:: Exercise directions ::
Copy each line below holding "title".

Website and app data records
* * *
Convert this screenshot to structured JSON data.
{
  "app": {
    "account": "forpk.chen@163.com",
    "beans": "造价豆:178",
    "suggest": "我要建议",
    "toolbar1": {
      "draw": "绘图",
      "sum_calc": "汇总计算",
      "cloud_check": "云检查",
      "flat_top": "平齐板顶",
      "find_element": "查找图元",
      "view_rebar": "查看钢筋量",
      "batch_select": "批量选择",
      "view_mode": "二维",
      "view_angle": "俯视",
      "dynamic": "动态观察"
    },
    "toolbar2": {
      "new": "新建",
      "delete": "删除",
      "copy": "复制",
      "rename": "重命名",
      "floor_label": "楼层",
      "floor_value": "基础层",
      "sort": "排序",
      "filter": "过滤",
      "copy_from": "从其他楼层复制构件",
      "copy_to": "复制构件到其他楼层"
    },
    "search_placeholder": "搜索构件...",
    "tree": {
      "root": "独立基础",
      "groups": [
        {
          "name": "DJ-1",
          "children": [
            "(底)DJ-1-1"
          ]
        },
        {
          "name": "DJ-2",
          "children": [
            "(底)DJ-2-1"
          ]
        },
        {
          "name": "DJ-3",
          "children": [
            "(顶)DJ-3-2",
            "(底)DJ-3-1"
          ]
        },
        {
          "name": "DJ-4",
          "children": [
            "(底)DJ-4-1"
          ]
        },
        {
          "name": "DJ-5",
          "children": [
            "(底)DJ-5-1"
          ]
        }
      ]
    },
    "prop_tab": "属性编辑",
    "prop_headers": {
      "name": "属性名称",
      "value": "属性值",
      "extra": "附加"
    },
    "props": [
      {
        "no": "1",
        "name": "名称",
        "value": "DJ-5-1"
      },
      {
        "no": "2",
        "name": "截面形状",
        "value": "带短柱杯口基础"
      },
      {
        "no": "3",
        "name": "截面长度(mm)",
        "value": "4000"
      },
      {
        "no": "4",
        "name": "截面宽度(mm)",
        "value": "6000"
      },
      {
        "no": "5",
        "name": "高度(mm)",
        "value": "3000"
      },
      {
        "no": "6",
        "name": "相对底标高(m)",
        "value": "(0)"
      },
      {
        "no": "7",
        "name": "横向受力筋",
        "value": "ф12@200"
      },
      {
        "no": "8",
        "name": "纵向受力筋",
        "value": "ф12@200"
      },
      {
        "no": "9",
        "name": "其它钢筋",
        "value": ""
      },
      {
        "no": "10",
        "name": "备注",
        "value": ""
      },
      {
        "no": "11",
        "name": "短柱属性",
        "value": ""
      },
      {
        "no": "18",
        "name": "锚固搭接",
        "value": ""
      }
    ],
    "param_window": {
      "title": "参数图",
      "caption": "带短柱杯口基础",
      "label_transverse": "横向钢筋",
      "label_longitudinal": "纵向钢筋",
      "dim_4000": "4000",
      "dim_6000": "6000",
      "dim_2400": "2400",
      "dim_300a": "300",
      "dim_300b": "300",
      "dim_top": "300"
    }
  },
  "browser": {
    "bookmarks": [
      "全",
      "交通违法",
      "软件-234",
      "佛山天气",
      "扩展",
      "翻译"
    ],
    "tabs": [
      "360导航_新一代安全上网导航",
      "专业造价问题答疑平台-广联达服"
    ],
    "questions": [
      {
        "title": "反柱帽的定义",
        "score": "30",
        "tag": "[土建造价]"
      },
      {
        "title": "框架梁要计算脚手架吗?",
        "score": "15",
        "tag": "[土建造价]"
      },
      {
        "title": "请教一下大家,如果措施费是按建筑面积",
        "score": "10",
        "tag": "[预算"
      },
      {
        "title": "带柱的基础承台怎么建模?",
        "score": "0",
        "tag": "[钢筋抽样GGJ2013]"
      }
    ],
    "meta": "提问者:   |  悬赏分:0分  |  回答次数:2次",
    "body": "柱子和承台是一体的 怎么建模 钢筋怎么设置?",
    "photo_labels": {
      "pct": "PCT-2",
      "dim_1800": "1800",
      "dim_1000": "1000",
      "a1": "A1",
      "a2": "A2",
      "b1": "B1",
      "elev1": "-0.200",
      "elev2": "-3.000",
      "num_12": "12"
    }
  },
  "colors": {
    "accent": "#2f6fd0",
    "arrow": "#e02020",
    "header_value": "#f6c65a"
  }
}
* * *
:: Problem solution ::
      "title": "参数图",
        "title": "反柱帽的定义",
        "title": "框架梁要计算脚手架吗?",
        "title": "请教一下大家,如果措施费是按建筑面积",
        "title": "带柱的基础承台怎么建模?",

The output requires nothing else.